PROBLEM REQUIREMENTS: Type the records that follow again exactly as written, but drop the pictures.

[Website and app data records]

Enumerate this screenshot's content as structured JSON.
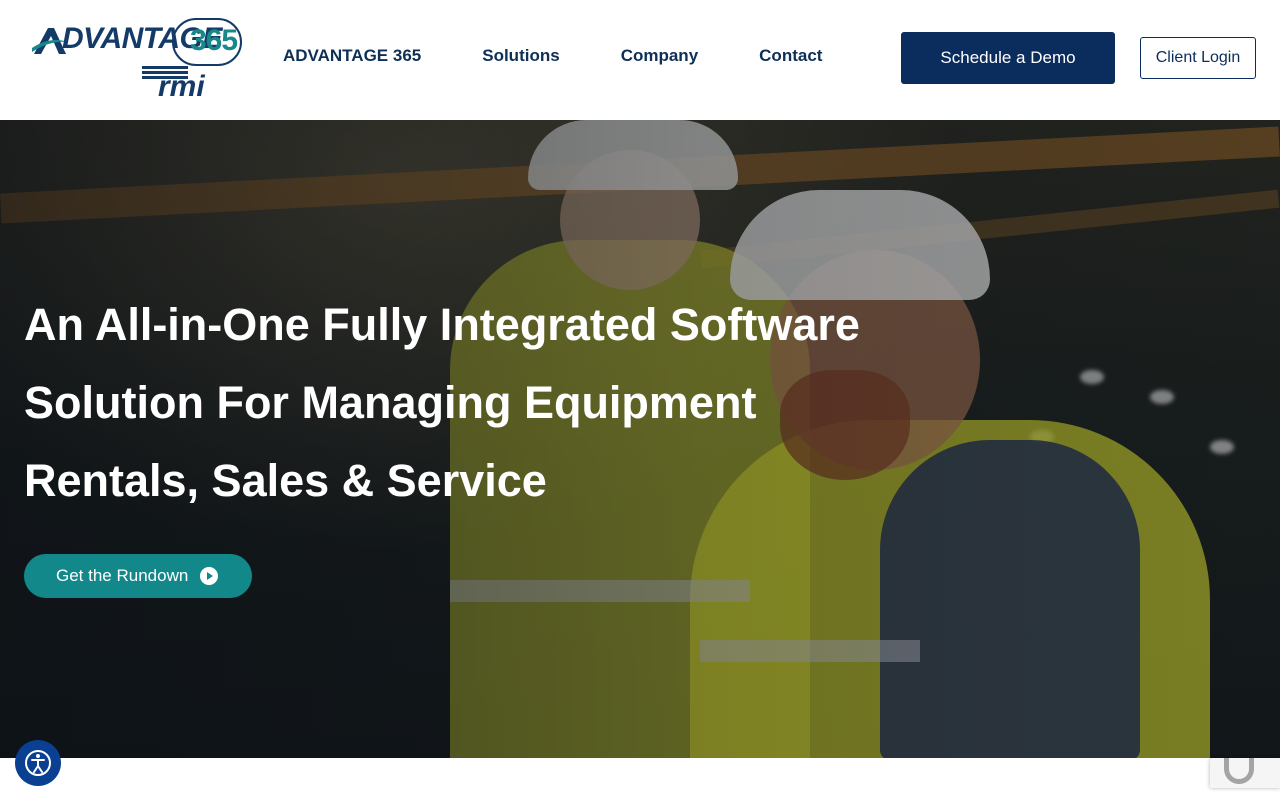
{
  "header": {
    "logo": {
      "brand_top": "DVANTAGE",
      "brand_initial": "A",
      "brand_number": "365",
      "brand_sub": "rmi"
    },
    "nav": [
      {
        "label": "ADVANTAGE 365"
      },
      {
        "label": "Solutions"
      },
      {
        "label": "Company"
      },
      {
        "label": "Contact"
      }
    ],
    "demo_button": "Schedule a Demo",
    "login_button": "Client Login"
  },
  "hero": {
    "title_line1": "An All-in-One Fully Integrated Software",
    "title_line2": "Solution For Managing Equipment",
    "title_line3": "Rentals, Sales & Service",
    "cta_label": "Get the Rundown"
  },
  "icons": {
    "cta": "play-circle-icon",
    "accessibility": "accessibility-icon",
    "recaptcha": "recaptcha-icon"
  },
  "colors": {
    "navy": "#0a2d5e",
    "teal": "#12888a",
    "accessibility_blue": "#0a3f91"
  }
}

OUTPUT BELOW:
Enumerate this screenshot's content as structured JSON.
{
  "header": {
    "logo": {
      "brand_top": "DVANTAGE",
      "brand_initial": "A",
      "brand_number": "365",
      "brand_sub": "rmi"
    },
    "nav": [
      {
        "label": "ADVANTAGE 365"
      },
      {
        "label": "Solutions"
      },
      {
        "label": "Company"
      },
      {
        "label": "Contact"
      }
    ],
    "demo_button": "Schedule a Demo",
    "login_button": "Client Login"
  },
  "hero": {
    "title_line1": "An All-in-One Fully Integrated Software",
    "title_line2": "Solution For Managing Equipment",
    "title_line3": "Rentals, Sales & Service",
    "cta_label": "Get the Rundown"
  },
  "icons": {
    "cta": "play-circle-icon",
    "accessibility": "accessibility-icon",
    "recaptcha": "recaptcha-icon"
  },
  "colors": {
    "navy": "#0a2d5e",
    "teal": "#12888a",
    "accessibility_blue": "#0a3f91"
  }
}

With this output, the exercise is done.